Dr. J. Peter Meekison is University Professor Emeritus of Political Science of the University of Alberta having retired from the university in June 1996. From July 1974, for ten years, he served with Alberta Federal and Intergovernmental Affairs, seven and a half of those years as Deputy Minister. During the 1978-81 constitutional negotiations, Dr. Meekison developed and prepared the formula, tabled by Alberta, which ultimately became the amending formula in the Constitution Act, 1982. As constitutional adviser to the Alberta government, he was actively involved in the Meech Lake Accord discussions and the discussions leading to the 1992 Charlottetown Accord. Currently, Dr. Meekison serves on the boards of Canadian Policy Research Network Inc. and the Advisory Council of the Institute of Intergovernmental Relations at Queen’s University. He is an Officer of the Order of Canada and a recipient of the 125th Anniversary of Canada Medal and the Lieutenant Governor’s Medal for Excellence in Public Administration for the Province of Alberta.

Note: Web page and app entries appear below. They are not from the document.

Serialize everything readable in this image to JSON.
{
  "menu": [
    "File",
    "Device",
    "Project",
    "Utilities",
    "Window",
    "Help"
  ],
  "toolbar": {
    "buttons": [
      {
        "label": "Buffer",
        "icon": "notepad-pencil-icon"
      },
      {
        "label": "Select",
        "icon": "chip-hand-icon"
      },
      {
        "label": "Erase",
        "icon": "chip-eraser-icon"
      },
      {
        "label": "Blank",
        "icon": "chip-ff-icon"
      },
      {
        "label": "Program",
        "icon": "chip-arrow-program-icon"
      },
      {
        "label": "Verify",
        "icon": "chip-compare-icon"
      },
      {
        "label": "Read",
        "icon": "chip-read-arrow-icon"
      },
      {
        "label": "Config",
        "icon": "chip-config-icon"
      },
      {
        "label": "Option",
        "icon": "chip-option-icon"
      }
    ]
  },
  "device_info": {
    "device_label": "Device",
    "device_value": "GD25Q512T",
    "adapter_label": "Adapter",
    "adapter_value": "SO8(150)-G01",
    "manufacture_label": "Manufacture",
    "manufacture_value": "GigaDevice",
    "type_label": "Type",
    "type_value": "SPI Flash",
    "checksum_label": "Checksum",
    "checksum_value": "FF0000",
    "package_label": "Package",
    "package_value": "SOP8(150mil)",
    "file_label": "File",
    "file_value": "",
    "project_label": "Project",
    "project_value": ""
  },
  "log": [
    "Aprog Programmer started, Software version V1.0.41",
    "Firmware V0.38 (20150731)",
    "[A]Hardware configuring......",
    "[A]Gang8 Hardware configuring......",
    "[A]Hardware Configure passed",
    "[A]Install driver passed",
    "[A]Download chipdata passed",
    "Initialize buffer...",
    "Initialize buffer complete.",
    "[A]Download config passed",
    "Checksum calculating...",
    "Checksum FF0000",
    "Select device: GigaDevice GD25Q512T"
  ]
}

Dr. Meekison received his undergraduate education at the University of British Columbia and his graduate education at the University of Western Ontario and Duke University.